§ **INPUT**
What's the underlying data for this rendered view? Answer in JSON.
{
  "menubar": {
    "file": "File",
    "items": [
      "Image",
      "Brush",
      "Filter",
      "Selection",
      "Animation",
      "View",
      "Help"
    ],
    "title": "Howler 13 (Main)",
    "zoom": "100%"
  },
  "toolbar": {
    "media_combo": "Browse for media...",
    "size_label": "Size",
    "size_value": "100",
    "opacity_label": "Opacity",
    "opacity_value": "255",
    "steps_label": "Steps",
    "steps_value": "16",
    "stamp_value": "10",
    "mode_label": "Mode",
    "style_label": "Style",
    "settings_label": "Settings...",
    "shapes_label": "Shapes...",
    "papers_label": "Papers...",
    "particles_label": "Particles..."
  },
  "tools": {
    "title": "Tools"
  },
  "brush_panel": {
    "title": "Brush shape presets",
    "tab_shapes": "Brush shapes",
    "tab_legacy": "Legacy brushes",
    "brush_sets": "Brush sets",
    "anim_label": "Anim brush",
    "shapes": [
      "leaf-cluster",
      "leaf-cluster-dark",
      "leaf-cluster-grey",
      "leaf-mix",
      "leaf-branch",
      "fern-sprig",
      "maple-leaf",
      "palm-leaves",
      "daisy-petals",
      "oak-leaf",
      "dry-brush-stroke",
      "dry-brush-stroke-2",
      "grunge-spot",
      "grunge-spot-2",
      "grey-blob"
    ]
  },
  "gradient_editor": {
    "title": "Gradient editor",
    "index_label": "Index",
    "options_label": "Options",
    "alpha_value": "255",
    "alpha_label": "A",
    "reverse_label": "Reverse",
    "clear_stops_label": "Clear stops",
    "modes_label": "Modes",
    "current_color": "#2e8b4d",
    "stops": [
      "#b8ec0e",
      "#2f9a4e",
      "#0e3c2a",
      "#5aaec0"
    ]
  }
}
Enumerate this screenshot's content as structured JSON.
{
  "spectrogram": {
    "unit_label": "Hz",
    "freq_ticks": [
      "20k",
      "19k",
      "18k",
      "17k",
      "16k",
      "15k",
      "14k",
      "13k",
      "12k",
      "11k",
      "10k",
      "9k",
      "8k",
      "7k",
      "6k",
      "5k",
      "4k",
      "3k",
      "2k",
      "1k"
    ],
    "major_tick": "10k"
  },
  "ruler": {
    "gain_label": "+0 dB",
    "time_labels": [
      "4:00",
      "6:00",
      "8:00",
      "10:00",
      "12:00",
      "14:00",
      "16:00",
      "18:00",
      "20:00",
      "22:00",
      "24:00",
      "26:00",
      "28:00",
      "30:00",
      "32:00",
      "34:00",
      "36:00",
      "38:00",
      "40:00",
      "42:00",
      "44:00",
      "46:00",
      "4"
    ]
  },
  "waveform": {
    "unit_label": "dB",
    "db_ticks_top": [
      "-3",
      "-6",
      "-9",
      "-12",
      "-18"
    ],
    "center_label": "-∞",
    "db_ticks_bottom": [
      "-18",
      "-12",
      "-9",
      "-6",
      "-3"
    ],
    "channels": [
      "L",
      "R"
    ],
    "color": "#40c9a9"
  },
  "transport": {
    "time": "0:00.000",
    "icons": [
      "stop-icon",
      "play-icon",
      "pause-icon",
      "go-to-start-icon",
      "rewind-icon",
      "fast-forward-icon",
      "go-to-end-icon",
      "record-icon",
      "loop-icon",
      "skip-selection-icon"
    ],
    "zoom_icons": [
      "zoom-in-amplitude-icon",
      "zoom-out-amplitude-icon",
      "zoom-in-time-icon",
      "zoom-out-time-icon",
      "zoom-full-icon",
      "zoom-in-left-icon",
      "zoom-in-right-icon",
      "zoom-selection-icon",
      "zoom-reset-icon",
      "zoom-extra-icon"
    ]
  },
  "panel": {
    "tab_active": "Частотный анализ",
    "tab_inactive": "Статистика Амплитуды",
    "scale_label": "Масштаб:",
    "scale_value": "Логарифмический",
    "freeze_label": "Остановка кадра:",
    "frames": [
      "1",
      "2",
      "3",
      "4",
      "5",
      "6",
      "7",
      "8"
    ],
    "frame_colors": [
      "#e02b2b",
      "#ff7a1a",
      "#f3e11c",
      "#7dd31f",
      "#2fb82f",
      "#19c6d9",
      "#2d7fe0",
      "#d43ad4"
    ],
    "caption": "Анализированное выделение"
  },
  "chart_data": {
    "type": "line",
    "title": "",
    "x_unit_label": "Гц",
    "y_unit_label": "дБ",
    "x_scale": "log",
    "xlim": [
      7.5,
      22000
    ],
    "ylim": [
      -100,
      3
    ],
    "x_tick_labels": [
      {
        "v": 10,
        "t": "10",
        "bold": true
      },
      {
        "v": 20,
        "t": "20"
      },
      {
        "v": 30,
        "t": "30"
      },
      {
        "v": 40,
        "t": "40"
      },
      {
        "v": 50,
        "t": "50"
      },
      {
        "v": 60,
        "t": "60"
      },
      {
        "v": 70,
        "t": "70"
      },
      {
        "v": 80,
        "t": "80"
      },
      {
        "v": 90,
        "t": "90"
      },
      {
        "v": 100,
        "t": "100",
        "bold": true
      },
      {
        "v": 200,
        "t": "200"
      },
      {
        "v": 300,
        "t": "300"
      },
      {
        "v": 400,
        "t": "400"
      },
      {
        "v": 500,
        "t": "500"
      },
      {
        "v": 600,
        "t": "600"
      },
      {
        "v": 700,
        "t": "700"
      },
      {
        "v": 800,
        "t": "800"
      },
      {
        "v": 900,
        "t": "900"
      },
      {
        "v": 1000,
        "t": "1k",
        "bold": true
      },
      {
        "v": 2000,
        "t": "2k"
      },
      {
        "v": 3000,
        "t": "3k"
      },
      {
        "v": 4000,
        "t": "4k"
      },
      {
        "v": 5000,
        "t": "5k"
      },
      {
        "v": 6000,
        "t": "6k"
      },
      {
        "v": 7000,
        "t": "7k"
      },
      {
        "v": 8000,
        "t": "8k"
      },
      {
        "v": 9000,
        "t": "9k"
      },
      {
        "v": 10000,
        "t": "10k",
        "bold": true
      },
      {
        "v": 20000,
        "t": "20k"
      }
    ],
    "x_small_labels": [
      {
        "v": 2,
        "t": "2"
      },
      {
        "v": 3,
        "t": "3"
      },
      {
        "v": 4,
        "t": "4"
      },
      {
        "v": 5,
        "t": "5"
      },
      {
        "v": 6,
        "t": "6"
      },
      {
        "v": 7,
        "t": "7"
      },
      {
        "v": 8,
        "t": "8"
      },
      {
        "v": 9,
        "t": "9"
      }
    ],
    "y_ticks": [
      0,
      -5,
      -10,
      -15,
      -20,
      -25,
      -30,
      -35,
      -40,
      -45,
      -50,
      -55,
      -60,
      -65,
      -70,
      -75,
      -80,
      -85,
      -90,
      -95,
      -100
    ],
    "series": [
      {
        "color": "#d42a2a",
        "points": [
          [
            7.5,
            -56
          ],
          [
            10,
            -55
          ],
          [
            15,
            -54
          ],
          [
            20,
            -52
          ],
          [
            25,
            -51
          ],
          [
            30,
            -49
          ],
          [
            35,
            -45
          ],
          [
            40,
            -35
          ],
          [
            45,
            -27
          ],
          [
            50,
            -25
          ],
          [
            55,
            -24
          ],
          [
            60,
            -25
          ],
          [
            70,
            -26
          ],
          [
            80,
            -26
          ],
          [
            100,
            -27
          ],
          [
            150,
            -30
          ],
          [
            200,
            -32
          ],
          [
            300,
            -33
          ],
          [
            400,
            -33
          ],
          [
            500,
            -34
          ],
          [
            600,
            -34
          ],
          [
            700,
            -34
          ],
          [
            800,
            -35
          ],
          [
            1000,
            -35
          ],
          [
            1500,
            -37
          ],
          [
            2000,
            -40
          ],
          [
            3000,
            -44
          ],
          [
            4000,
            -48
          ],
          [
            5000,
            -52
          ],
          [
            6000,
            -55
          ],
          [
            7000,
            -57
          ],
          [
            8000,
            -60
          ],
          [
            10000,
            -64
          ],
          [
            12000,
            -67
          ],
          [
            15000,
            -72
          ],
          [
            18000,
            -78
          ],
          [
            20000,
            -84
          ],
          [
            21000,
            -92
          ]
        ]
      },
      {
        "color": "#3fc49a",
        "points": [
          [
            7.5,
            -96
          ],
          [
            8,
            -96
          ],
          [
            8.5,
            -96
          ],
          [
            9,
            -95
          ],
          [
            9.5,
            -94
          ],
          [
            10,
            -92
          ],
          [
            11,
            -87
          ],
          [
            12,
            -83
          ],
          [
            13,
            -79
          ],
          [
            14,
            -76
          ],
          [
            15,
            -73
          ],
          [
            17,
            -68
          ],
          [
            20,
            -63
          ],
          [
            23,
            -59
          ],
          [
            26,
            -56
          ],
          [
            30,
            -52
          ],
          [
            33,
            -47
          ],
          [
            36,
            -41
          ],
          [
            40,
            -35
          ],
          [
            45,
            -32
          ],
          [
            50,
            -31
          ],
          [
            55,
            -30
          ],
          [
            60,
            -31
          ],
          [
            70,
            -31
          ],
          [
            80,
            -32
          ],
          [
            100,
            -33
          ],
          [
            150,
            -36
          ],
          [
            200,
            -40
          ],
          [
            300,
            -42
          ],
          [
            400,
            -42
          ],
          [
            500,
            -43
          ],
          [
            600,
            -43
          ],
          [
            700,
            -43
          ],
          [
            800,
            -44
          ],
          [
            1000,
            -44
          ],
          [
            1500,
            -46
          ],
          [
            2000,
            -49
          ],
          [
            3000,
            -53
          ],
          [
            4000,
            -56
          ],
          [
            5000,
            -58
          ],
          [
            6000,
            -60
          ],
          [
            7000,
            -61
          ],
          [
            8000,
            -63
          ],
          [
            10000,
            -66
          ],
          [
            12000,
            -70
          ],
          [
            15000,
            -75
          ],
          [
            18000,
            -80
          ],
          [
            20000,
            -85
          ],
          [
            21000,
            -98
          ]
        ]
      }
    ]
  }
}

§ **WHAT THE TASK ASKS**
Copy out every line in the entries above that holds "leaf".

§ **SOLUTION**
      "leaf-cluster",
      "leaf-cluster-dark",
      "leaf-cluster-grey",
      "leaf-mix",
      "leaf-branch",
      "maple-leaf",
      "oak-leaf",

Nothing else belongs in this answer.